Image of Final Assembly of Rocket Prior to Fin Epoxy


Stability is a crucial component in the dual-stage rocket. Exhaustive simulations were performed to optimize the rocket for appropriate stability measures throughout the rocket's entire flight path. As shown, the stability rises to approximately 3.2 in the coasting phase. During separation, this drops to 1.32 and fires the second motor. Once this motor has fully burned, the stability settles near 2.2 until the parachute is deployed.


Exp. Maximum Alt

13,900 ft

Exp. Maximum Velocity

0.79 mach


3.82 lbs
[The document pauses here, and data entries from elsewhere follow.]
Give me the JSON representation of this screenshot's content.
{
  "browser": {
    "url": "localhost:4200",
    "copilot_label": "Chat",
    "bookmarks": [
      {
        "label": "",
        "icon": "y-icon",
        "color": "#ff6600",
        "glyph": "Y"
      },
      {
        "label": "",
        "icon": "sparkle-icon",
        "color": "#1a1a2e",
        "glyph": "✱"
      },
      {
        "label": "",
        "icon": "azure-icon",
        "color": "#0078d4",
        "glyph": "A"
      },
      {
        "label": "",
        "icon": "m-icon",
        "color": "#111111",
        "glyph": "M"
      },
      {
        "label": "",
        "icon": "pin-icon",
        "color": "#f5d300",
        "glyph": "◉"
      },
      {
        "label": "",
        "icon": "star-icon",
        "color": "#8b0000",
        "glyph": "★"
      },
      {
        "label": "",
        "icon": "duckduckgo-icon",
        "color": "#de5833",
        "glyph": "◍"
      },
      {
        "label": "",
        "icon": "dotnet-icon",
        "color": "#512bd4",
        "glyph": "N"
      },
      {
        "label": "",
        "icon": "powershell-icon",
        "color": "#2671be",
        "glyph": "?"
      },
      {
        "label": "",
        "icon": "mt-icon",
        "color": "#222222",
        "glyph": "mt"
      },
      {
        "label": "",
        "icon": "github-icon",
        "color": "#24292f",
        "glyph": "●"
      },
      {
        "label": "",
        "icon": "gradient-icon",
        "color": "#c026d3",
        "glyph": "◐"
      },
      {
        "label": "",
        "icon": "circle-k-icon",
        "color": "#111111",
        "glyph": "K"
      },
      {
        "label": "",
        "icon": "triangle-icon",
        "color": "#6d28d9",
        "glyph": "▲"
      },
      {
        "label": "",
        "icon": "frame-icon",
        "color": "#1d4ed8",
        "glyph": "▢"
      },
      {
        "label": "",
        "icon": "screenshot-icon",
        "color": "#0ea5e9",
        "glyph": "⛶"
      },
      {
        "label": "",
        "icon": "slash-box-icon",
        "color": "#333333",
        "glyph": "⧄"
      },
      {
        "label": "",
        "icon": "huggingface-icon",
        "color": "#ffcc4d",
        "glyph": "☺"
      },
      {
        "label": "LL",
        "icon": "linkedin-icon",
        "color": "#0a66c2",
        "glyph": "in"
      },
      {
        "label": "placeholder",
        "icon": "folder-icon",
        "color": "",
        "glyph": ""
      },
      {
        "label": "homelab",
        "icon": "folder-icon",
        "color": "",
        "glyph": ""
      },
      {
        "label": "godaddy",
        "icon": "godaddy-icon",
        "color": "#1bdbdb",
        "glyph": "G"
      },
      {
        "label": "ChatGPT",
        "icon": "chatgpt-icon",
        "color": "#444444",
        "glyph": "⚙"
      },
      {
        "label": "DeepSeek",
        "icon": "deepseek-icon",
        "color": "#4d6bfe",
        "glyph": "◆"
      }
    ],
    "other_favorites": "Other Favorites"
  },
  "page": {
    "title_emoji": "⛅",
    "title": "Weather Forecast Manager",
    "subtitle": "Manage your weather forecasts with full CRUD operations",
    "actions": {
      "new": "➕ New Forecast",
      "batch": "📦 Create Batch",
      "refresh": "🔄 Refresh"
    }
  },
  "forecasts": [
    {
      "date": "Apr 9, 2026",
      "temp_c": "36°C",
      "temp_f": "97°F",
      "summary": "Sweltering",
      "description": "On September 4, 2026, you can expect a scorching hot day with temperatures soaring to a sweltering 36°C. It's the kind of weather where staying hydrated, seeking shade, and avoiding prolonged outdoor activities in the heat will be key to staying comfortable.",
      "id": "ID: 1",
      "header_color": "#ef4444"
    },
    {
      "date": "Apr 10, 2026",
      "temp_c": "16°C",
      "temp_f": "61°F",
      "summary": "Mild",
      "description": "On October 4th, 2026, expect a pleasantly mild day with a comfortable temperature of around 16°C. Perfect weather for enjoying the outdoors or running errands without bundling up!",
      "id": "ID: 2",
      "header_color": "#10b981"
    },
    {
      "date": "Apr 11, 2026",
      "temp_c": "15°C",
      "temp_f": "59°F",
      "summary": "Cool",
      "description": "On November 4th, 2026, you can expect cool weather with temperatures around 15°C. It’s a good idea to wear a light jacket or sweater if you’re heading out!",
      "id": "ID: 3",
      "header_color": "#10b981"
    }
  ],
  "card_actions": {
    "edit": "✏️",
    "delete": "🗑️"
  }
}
In this design, there are 5 main airframe components of interest. These include the nose cone, coupler, fins, bulkheads, avionics coupler. Each item underwent significant analysis to ensure structural integrity.

Fin Computational Fluid Dynamics
Von Mises Stress Analysis
Fiberglass Tube Compression Test


The electronics for the Galactic Heaven Piercer include a tracker with radio, two event timers, a dual deployment altimeter, and the standard competition altimeter, APRA, from PerfectFlite.

These electronics are housed in a 3D printed avionics holder, located inside a coupler in the upper portion of the rocket. It will be in contact with the nose cone, allowing for up to 9 inches of electronics space.

Since a timed ejection is utilized, the electronics are placed above the motor, underneath a fiberglass bulkhead that will be epoxied in. Wires run through this bulkhead to connect to igniters on the other side. Two igniters are placed in the ejection caps, and third in the next motor to ensure ignition.

Image of Electronics Within Housing